This is part of a series on clergy couples and their stories. Andy and I wrote a book about being a clergy couple and all the insanity that goes along with it called Yoked: Stories of a Clergy Couple in Marriage, Family, and Ministry. It was originally posted at Christian Century.

Brian and I are at the Farmer’s Market. I walk up to the vendors, and the wife says, “Oh! You must be Pastor Brian’s wife.”

I shake her hand and say, “Yes, I am Brian’s wife. My name is Carol Howard Merritt.” As she introduces me to her husband, I wonder if I should have added the “Reverend” to my name. I don’t usually use the prefix, but should I have notified them that I’m a pastor too?

The husband begins to tell me how hard it is being a pastor. He knows, because his son serves a church.

I am patient for a while, but then his proxy complaints begin rubbing me the wrong way. Of course, I know the job is difficult, but I have just left an interim position and there is no other pastoral position in sight.

We moved here because my husband had an opportunity to start a church. Since he was the trailing spouse during our last three moves, I owed him. Plus, I have also been writing and speaking for eight years, and a good deal of my income is not bound to any particular geography. It made sense for me to relocate. I am very busy, but concentrating on those things means scheduling my calendar months in advance, which makes me a less likely pastoral candidate.

I really should be thankful for my place in this world. I am thankful. But I also love being a pastor and I can’t help but indulge in a certain longing for my previous positions. I visit lectionary sites during the week, reading the passages, imagining what I would preach, if I could. Then I catch myself and quickly close the Internet, feeling like a stalking ex-lover.
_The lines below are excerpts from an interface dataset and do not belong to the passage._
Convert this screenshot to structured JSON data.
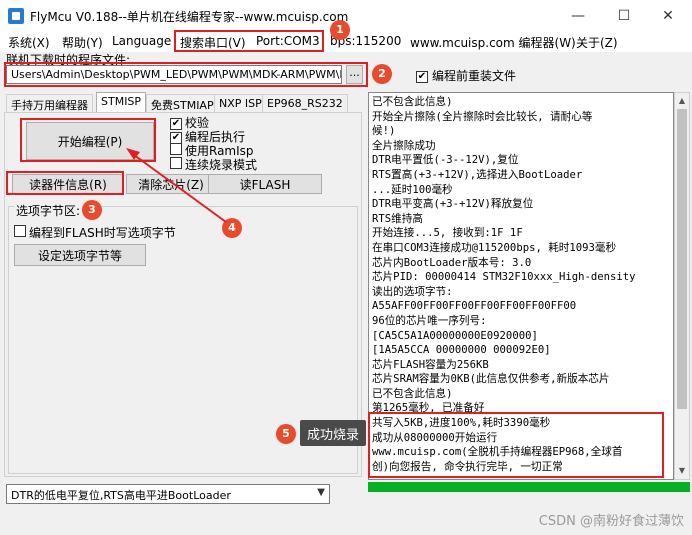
{
  "window": {
    "title": "FlyMcu V0.188--单片机在线编程专家--www.mcuisp.com",
    "minimize": "—",
    "maximize": "☐",
    "close": "✕"
  },
  "menu": [
    {
      "label": "系统(X)"
    },
    {
      "label": "帮助(Y)"
    },
    {
      "label": "Language"
    },
    {
      "label": "搜索串口(V)"
    },
    {
      "label": "Port:COM3"
    },
    {
      "label": "bps:115200"
    },
    {
      "label": "www.mcuisp.com 编程器(W)"
    },
    {
      "label": "关于(Z)"
    }
  ],
  "file": {
    "label": "联机下载时的程序文件:",
    "path": "Users\\Admin\\Desktop\\PWM_LED\\PWM\\PWM\\MDK-ARM\\PWM\\PWM.hex",
    "browse": "...",
    "reload_label": "编程前重装文件",
    "reload_checked": true
  },
  "tabs": [
    {
      "label": "手持万用编程器"
    },
    {
      "label": "STMISP"
    },
    {
      "label": "免费STMIAP"
    },
    {
      "label": "NXP ISP"
    },
    {
      "label": "EP968_RS232"
    }
  ],
  "stmisp": {
    "start_button": "开始编程(P)",
    "verify": "校验",
    "run_after": "编程后执行",
    "use_ramisp": "使用RamIsp",
    "continuous": "连续烧录模式",
    "read_info": "读器件信息(R)",
    "clear_chip": "清除芯片(Z)",
    "read_flash": "读FLASH",
    "option_group": "选项字节区:",
    "write_option": "编程到FLASH时写选项字节",
    "set_option": "设定选项字节等"
  },
  "reset_mode": "DTR的低电平复位,RTS高电平进BootLoader",
  "log": [
    "已不包含此信息)",
    "开始全片擦除(全片擦除时会比较长, 请耐心等",
    "候!)",
    "全片擦除成功",
    "DTR电平置低(-3--12V),复位",
    "RTS置高(+3-+12V),选择进入BootLoader",
    "...延时100毫秒",
    "DTR电平变高(+3-+12V)释放复位",
    "RTS维持高",
    "开始连接...5, 接收到:1F 1F",
    "在串口COM3连接成功@115200bps, 耗时1093毫秒",
    "芯片内BootLoader版本号: 3.0",
    "芯片PID: 00000414  STM32F10xxx_High-density",
    "读出的选项字节:",
    "A55AFF00FF00FF00FF00FF00FF00FF00",
    "96位的芯片唯一序列号:",
    "[CA5C5A1A00000000E0920000]",
    "[1A5A5CCA 00000000 000092E0]",
    "芯片FLASH容量为256KB",
    "芯片SRAM容量为0KB(此信息仅供参考,新版本芯片",
    "已不包含此信息)",
    "第1265毫秒, 已准备好",
    "共写入5KB,进度100%,耗时3390毫秒",
    "成功从08000000开始运行",
    "www.mcuisp.com(全脱机手持编程器EP968,全球首",
    "创)向您报告, 命令执行完毕, 一切正常"
  ],
  "annotations": {
    "badges": [
      "1",
      "2",
      "3",
      "4",
      "5"
    ],
    "tooltip": "成功烧录",
    "watermark": "CSDN @南粉好食过薄饮"
  },
  "colors": {
    "highlight": "#e02020",
    "badge": "#e84b2b",
    "progress": "#06b025"
  }
}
Finally, I break into the conversation. “I’m a pastor too. There are a lot of good things about the job.”

“Oh, it looks good. From the outside, maybe. But believe me, it’s tough.” He starts in again, enumerating all the complaints we gripe about at clergy gatherings.

“I know. I’m a pastor too,” I repeat. “I have served churches for 15 years. I had a lot of good moments during that time.”

“But, you really don’t understand…” and he’s off to the races, letting me know that being a pastor’s wife is different than being a pastor. He knows, because of his son.

My face is hot with anger now. I wish I could shrug him off. Who cares what he thinks? I REALLY wish I didn’t care. But, I do. So for the third time, I tell him that I am a pastor. When he still doesn’t get it, it would be comical, if I weren’t upset. Then his wife interrupts him, puts her hand on his forearm until he looks at her face, and says slowly and patiently, “She is a pastor too.”

He looks at me, blankly. “But you’re just an associate, right?”

I practically run from the market. My cheeks feel like a pair of tomato pincushions, being pricked by a hundred needles. In my head, I list my accomplishments and achievements. I was a good student in seminary. I have written books. I speak at conferences. Important people have said nice things me.

On one hand, people should listen to me, in spite of my resume. On the other hand, I feel like he just erased twenty-two years of preparation and service. Then, I begin to add up all the other slights. I know it’s just my over-inflated ego. I know I should just be happy serving Jesus, but I want them to quit ignoring me. I want them to stop deferring all of their questions to my husband. I want them to know that my opinion matters too.

But most of all, I REALLY wish I didn’t care. 

Carol Howard Merritt is author of Tribal Church and cohost of God Complex Radio. Her blog is hosted by the Century.